■ To do
The expected output is each line in the data below that includes the string "JSON".

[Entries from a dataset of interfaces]
_ _ _ _ _
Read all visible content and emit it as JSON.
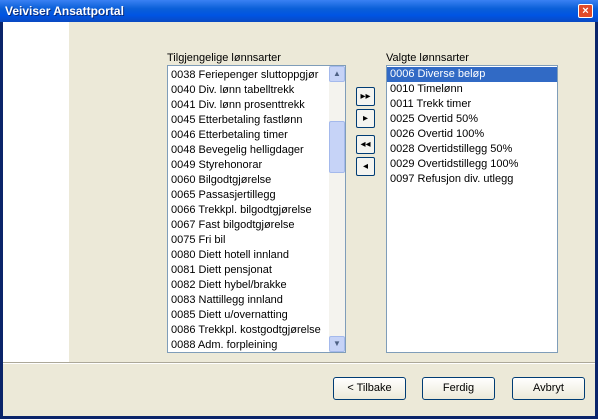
{
  "window": {
    "title": "Veiviser Ansattportal",
    "close_glyph": "×"
  },
  "available": {
    "label": "Tilgjengelige lønnsarter",
    "items": [
      "0038 Feriepenger sluttoppgjør",
      "0040 Div. lønn tabelltrekk",
      "0041 Div. lønn prosenttrekk",
      "0045 Etterbetaling fastlønn",
      "0046 Etterbetaling timer",
      "0048 Bevegelig helligdager",
      "0049 Styrehonorar",
      "0060 Bilgodtgjørelse",
      "0065 Passasjertillegg",
      "0066 Trekkpl. bilgodtgjørelse",
      "0067 Fast bilgodtgjørelse",
      "0075 Fri bil",
      "0080 Diett hotell innland",
      "0081 Diett pensjonat",
      "0082 Diett hybel/brakke",
      "0083 Nattillegg innland",
      "0085 Diett u/overnatting",
      "0086 Trekkpl. kostgodtgjørelse",
      "0088 Adm. forpleining"
    ]
  },
  "selected": {
    "label": "Valgte lønnsarter",
    "items": [
      "0006 Diverse beløp",
      "0010 Timelønn",
      "0011 Trekk timer",
      "0025 Overtid 50%",
      "0026 Overtid 100%",
      "0028 Overtidstillegg 50%",
      "0029 Overtidstillegg 100%",
      "0097 Refusjon div. utlegg"
    ],
    "highlighted_index": 0
  },
  "move_buttons": {
    "add_all": "▸▸",
    "add": "▸",
    "remove_all": "◂◂",
    "remove": "◂"
  },
  "footer": {
    "back": "< Tilbake",
    "finish": "Ferdig",
    "cancel": "Avbryt"
  },
  "colors": {
    "titlebar": "#0054e3",
    "selection": "#316ac5",
    "dialog_bg": "#ece9d8"
  }
}
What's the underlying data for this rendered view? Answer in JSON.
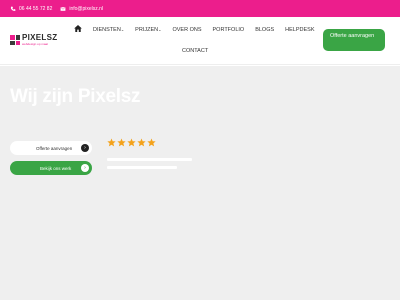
{
  "topbar": {
    "phone": "06 44 55 72 82",
    "email": "info@pixelsz.nl",
    "bg_color": "#ec1e8c"
  },
  "logo": {
    "name": "PIXELSZ",
    "tagline": "webdesign op maat"
  },
  "nav": {
    "home_icon": "home-icon",
    "items": [
      {
        "label": "Diensten",
        "has_dropdown": true
      },
      {
        "label": "Prijzen",
        "has_dropdown": true
      },
      {
        "label": "Over ons",
        "has_dropdown": false
      },
      {
        "label": "Portfolio",
        "has_dropdown": false
      },
      {
        "label": "Blogs",
        "has_dropdown": false
      },
      {
        "label": "Helpdesk",
        "has_dropdown": false
      }
    ],
    "contact": "Contact",
    "cta_label": "Offerte aanvragen",
    "cta_color": "#3aa545"
  },
  "hero": {
    "title": "Wij zijn Pixelsz",
    "offerte_button": "Offerte aanvragen",
    "werk_button": "Bekijk ons werk",
    "rating_stars": 5,
    "star_color": "#f4a21b"
  }
}
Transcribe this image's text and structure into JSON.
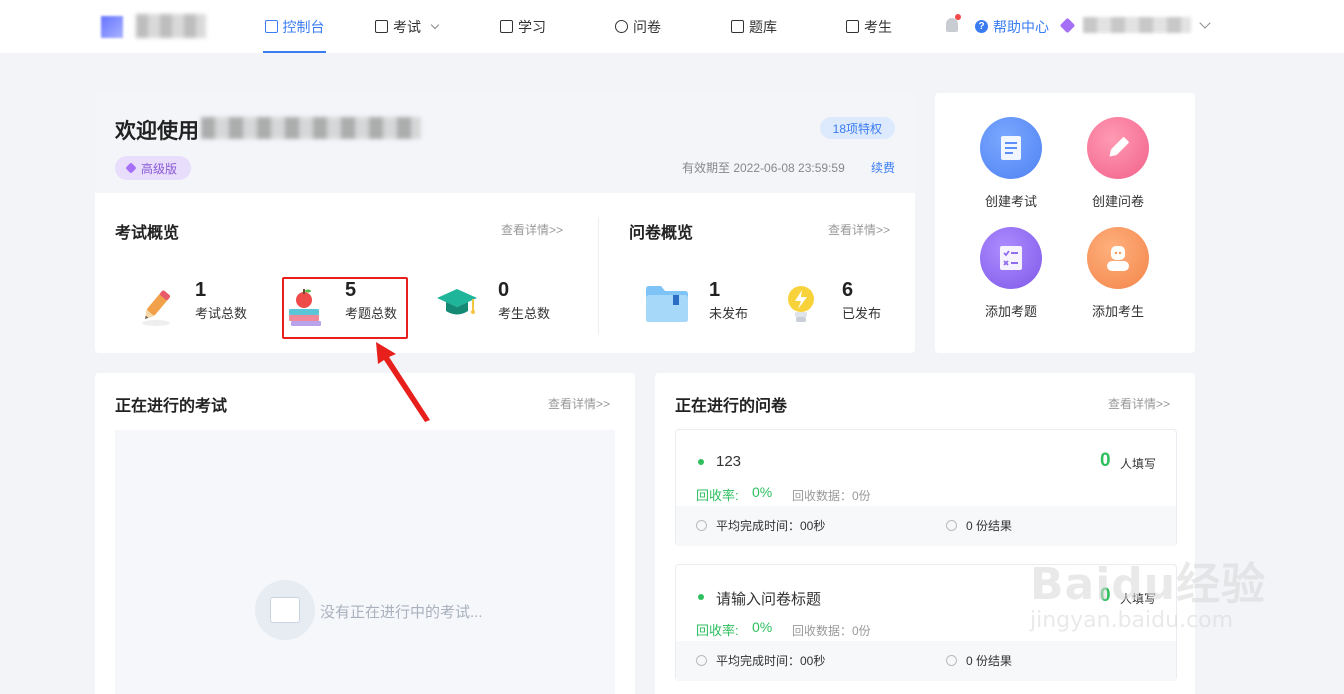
{
  "nav": {
    "items": [
      {
        "label": "控制台",
        "icon": "home-icon"
      },
      {
        "label": "考试",
        "icon": "calendar-icon"
      },
      {
        "label": "学习",
        "icon": "book-icon"
      },
      {
        "label": "问卷",
        "icon": "leaf-icon"
      },
      {
        "label": "题库",
        "icon": "database-icon"
      },
      {
        "label": "考生",
        "icon": "lock-user-icon"
      }
    ],
    "help_label": "帮助中心"
  },
  "welcome": {
    "title": "欢迎使用",
    "level_badge": "高级版",
    "privileges": "18项特权",
    "expiry": "有效期至 2022-06-08 23:59:59",
    "renew": "续费"
  },
  "exam_overview": {
    "title": "考试概览",
    "detail": "查看详情>>",
    "stats": [
      {
        "value": "1",
        "label": "考试总数"
      },
      {
        "value": "5",
        "label": "考题总数"
      },
      {
        "value": "0",
        "label": "考生总数"
      }
    ]
  },
  "survey_overview": {
    "title": "问卷概览",
    "detail": "查看详情>>",
    "stats": [
      {
        "value": "1",
        "label": "未发布"
      },
      {
        "value": "6",
        "label": "已发布"
      }
    ]
  },
  "quick_actions": [
    {
      "label": "创建考试",
      "icon": "document-icon",
      "color": "#5b8ff9"
    },
    {
      "label": "创建问卷",
      "icon": "pencil-icon",
      "color": "#f36d8e"
    },
    {
      "label": "添加考题",
      "icon": "checklist-icon",
      "color": "#8f6cf0"
    },
    {
      "label": "添加考生",
      "icon": "person-icon",
      "color": "#f5965a"
    }
  ],
  "ongoing_exams": {
    "title": "正在进行的考试",
    "detail": "查看详情>>",
    "empty_text": "没有正在进行中的考试..."
  },
  "ongoing_surveys": {
    "title": "正在进行的问卷",
    "detail": "查看详情>>",
    "items": [
      {
        "title": "123",
        "count": "0",
        "count_label": "人填写",
        "rate_label": "回收率:",
        "rate": "0%",
        "received": "回收数据：0份",
        "avg_time": "平均完成时间：00秒",
        "results": "0 份结果"
      },
      {
        "title": "请输入问卷标题",
        "count": "0",
        "count_label": "人填写",
        "rate_label": "回收率:",
        "rate": "0%",
        "received": "回收数据：0份",
        "avg_time": "平均完成时间：00秒",
        "results": "0 份结果"
      }
    ]
  },
  "watermark": {
    "main": "Baidu经验",
    "sub": "jingyan.baidu.com"
  },
  "colors": {
    "accent": "#3a7cf2",
    "success": "#2fbf5f",
    "highlight": "#e8201c"
  }
}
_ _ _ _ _
■ Response
Read all visible content and emit it as JSON.
What's the underlying data for this rendered view? Answer in JSON.
Transcribe this image's text and structure into JSON.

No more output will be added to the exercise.